▶ _Your assignment_:
Starting at the line that contains "Transcribe this image's", return every line through the end of the entries below, exactly and with nothing else.

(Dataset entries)
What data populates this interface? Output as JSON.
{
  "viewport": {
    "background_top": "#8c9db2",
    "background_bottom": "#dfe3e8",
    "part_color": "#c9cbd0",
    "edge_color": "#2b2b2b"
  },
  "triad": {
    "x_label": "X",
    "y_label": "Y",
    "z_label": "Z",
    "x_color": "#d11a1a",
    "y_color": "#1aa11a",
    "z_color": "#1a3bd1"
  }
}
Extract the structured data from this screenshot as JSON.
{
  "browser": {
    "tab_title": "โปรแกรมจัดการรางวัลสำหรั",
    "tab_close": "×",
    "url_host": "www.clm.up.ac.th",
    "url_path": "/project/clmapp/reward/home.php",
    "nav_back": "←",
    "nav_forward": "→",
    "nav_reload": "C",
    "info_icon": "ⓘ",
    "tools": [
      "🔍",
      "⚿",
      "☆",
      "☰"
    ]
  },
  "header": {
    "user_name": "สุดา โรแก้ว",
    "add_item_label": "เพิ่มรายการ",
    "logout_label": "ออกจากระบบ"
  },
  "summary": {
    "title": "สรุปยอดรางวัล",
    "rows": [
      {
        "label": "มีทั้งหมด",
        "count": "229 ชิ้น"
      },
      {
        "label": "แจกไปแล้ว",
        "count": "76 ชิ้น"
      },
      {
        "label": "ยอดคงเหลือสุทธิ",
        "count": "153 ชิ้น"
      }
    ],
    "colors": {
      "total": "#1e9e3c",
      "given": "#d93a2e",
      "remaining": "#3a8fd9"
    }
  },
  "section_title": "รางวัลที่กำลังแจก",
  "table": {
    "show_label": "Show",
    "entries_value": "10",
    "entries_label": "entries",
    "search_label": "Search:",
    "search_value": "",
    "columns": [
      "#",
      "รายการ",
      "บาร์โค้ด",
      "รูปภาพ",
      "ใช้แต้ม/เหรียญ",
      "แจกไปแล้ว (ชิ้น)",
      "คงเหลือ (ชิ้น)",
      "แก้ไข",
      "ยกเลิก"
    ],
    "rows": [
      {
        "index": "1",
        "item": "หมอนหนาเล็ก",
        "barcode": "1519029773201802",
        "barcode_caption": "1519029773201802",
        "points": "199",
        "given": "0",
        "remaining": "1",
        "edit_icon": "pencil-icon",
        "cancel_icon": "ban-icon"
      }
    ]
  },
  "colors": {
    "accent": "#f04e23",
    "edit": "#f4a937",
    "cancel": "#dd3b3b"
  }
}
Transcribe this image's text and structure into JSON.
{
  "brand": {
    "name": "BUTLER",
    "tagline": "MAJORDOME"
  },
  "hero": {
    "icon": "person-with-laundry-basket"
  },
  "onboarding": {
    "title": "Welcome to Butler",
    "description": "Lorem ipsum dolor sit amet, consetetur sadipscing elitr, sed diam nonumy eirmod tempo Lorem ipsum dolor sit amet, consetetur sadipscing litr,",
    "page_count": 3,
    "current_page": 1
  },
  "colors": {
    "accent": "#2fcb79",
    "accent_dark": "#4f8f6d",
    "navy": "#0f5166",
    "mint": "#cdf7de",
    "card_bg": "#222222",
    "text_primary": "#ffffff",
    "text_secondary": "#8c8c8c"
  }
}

▶ _Final answer_:
Transcribe this image's text and structure into JSON.
{
  "brand": {
    "name": "BUTLER",
    "tagline": "MAJORDOME"
  },
  "hero": {
    "icon": "person-with-laundry-basket"
  },
  "onboarding": {
    "title": "Welcome to Butler",
    "description": "Lorem ipsum dolor sit amet, consetetur sadipscing elitr, sed diam nonumy eirmod tempo Lorem ipsum dolor sit amet, consetetur sadipscing litr,",
    "page_count": 3,
    "current_page": 1
  },
  "colors": {
    "accent": "#2fcb79",
    "accent_dark": "#4f8f6d",
    "navy": "#0f5166",
    "mint": "#cdf7de",
    "card_bg": "#222222",
    "text_primary": "#ffffff",
    "text_secondary": "#8c8c8c"
  }
}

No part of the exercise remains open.